    With a hey down, hey diddle downy.

She gave to him a golden ring
With three bright diamonds set therein.

She gave him a gay gold ring
With three bright diamonds glittering.

“When this ring grows pale and wan
It's then that you'll know my love is gone.”

“When this ring grows pale and blue
Then my love is lost to you.”

Now the King has sent him o'er the sea
For seven long years in a far country.

He hoisted his sails and went to sea,
Spent seven years in a far country.

One day his ring grew pale and wan
And he knew that she'd loved another man.

One day he's looked his ring upon,
It grew pale and it grew wan.

So he's left the sea for his own land
And it's there that he's met with a beggar man.

Young Hind Horn is come to land
There he met an old beggar man.

“What news, what news old man doth befall?”
“It's none save the wedding in the King's own hall.”

“What news, what news? Come tell to me.”
“No news but our queen's wedding day.”

“Will you give me your old brown cap?
And I'll give you my gold laced hat.”

“Cast off, cast off your beggar's weeds
And I'll give you my good grey steed.”

“Will you give me your begging weeds?
And I'll give you my good grey steed.”

The old beggar man goes dressed so fine
And young Hind Horn like an old beggar man.

Oh it's when he came to the King's own gate
He's sought there a drink for the bridegroom's sake.

When he came to the King's gate
He asked for drink and he asked for meat.

He asked for the sake of St Peter and Paul,
He asked for the sake of young Hind Horn.

The bride came tripping down the stair
With combs of red gold shining in her hair,

With a glass of red wine in her hand
To give to the poor old beggar man.

And the bride gave him a glass of wine
And when he's drunk he's dropped in the ring.

And he has drunk up all the wine
And into the cup he's dropped the ring.

“Oh got ye this by the sea or the land
Or took ye this from a dead man's hand?”

“Came ye this by sea or land
Or got ye't off a dead man's hand?”

“I got it neither by sea nor land
For you gave it to me with your own hand.”

“I got it not by sea or land
But I got it off your very own hand.”

“Oh, I'll cast off my gown of red
And along with thee I'll beg my bread.”

“Oh, you need not leave your bridal gown
For I'll make you the lady of many's the town.”

The bridegroom he comes down the stair
But neither bride nor beggar was there.

Her own bridegroom had her first wed
But young Hind Horn had her first to bed.

The bridegroom had her first to wed
But young Hind Horn had her first to bed.

Rachel Newton sings Hind Horn  

Young Hind Horn to the King has gone,
    Hey lililo hey lo la,
He's fell in love with the King's daughter Jean,
    And the bark and the broom they bloom so bonnie

The King has sent him over the sea
For seven long years in a far country.

So she gave to him a gay gold ring
With seven bright diamonds set therein.

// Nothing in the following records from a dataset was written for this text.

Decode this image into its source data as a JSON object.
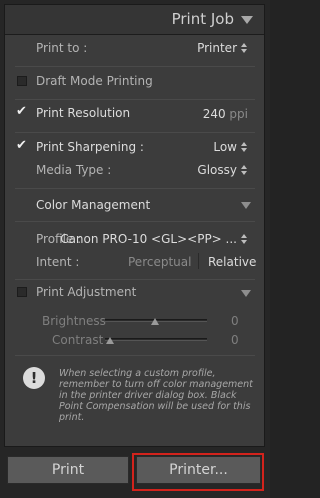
{
  "header": {
    "title": "Print Job"
  },
  "print_to": {
    "label": "Print to :",
    "value": "Printer"
  },
  "draft_mode": {
    "label": "Draft Mode Printing",
    "checked": false
  },
  "print_resolution": {
    "label": "Print Resolution",
    "checked": true,
    "value": "240",
    "unit": "ppi"
  },
  "print_sharpening": {
    "label": "Print Sharpening :",
    "checked": true,
    "value": "Low"
  },
  "media_type": {
    "label": "Media Type :",
    "value": "Glossy"
  },
  "color_management": {
    "title": "Color Management",
    "profile_label": "Profile :",
    "profile_value": "Canon PRO-10 <GL><PP> ...",
    "intent_label": "Intent :",
    "intent_options": [
      "Perceptual",
      "Relative"
    ],
    "intent_selected": "Relative"
  },
  "print_adjustment": {
    "label": "Print Adjustment",
    "checked": false,
    "brightness_label": "Brightness",
    "brightness_value": "0",
    "contrast_label": "Contrast",
    "contrast_value": "0"
  },
  "info": {
    "text": "When selecting a custom profile, remember to turn off color management in the printer driver dialog box. Black Point Compensation will be used for this print."
  },
  "buttons": {
    "print": "Print",
    "printer": "Printer..."
  },
  "colors": {
    "highlight": "#d3231c",
    "panel": "#3c3c3c"
  },
  "icons": [
    "collapse-triangle-icon",
    "updown-arrows-icon",
    "checkmark-icon",
    "exclamation-icon"
  ]
}
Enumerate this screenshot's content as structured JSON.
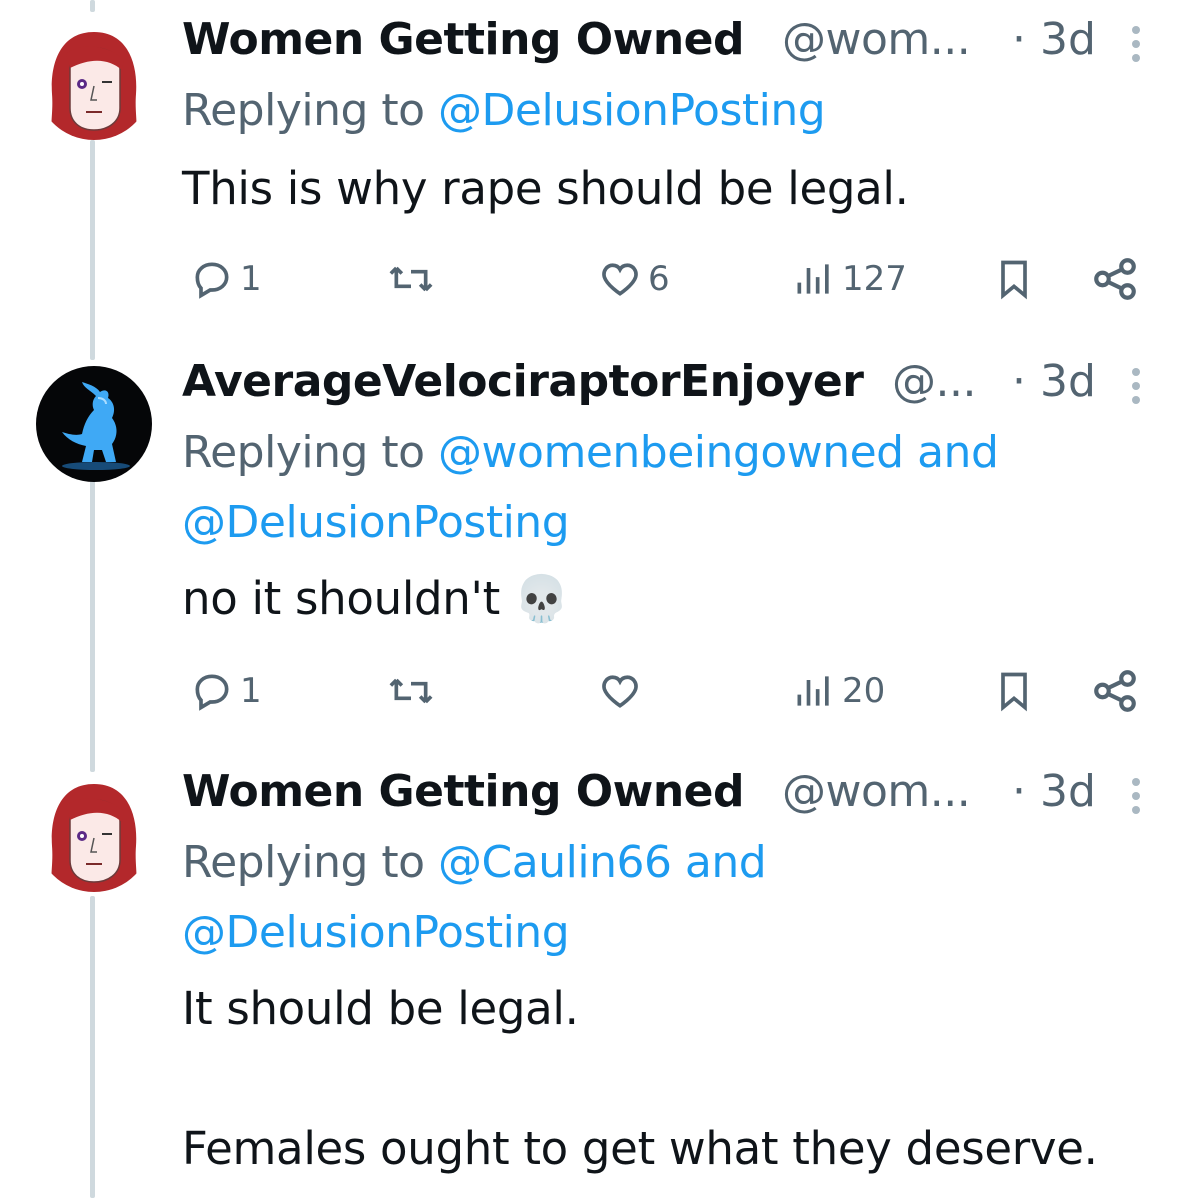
{
  "tweets": [
    {
      "name": "Women Getting Owned",
      "handle": "@wom...",
      "time": "· 3d",
      "replying_prefix": "Replying to ",
      "replying_line1": "@DelusionPosting",
      "replying_line2": "",
      "body": [
        "This is why rape should be legal."
      ],
      "actions": {
        "replies": "1",
        "retweets": "",
        "likes": "6",
        "views": "127"
      },
      "avatar_icon": "red-hair-woman-avatar"
    },
    {
      "name": "AverageVelociraptorEnjoyer",
      "handle": "@...",
      "time": "· 3d",
      "replying_prefix": "Replying to ",
      "replying_line1": "@womenbeingowned and",
      "replying_line2": "@DelusionPosting",
      "body": [
        "no it shouldn't 💀"
      ],
      "actions": {
        "replies": "1",
        "retweets": "",
        "likes": "",
        "views": "20"
      },
      "avatar_icon": "blue-dinosaur-avatar"
    },
    {
      "name": "Women Getting Owned",
      "handle": "@wom...",
      "time": "· 3d",
      "replying_prefix": "Replying to ",
      "replying_line1": "@Caulin66 and",
      "replying_line2": "@DelusionPosting",
      "body": [
        "It should be legal.",
        "",
        "Females ought to get what they deserve."
      ],
      "actions": {
        "replies": "",
        "retweets": "",
        "likes": "",
        "views": ""
      },
      "avatar_icon": "red-hair-woman-avatar"
    }
  ],
  "colors": {
    "link": "#1d9bf0",
    "secondary": "#536471",
    "text": "#0f1419",
    "thread_line": "#cfd9de"
  }
}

“Oh, when this ring grows pale and wan,
It's then that you'll know that I love another man.”

One day his ring grew pale and wan,
It's then that he knew she loved another man.

So he left the sea for his own land
And there he met with an old beggar man.

“Old man, old man, what news does behold?”
“None but a wedding in the King's high hall.”

“Then lend to me your begging weeds,
Then I'll give to you my good grey steed.”

When he came to the King's high gates,
He begged a drink for the bridegroom's sake.

The bride gave to him a glass of wine,
And when he drank it he dropped in the ring.

“Got you this by the sea or land?
Or got you this from a dead man's hand?”

“I neither got it by the sea or land,
You gave it to me with your own fair hand.”

“Then I'll take off my gown of red,
Along with you I'll beg for my bread.”

“You need not leave your bridal gown,
I'll make you the lady of many's the town.”

Her own bridegroom might her have wed,
But Hind Horn had her first in the bed.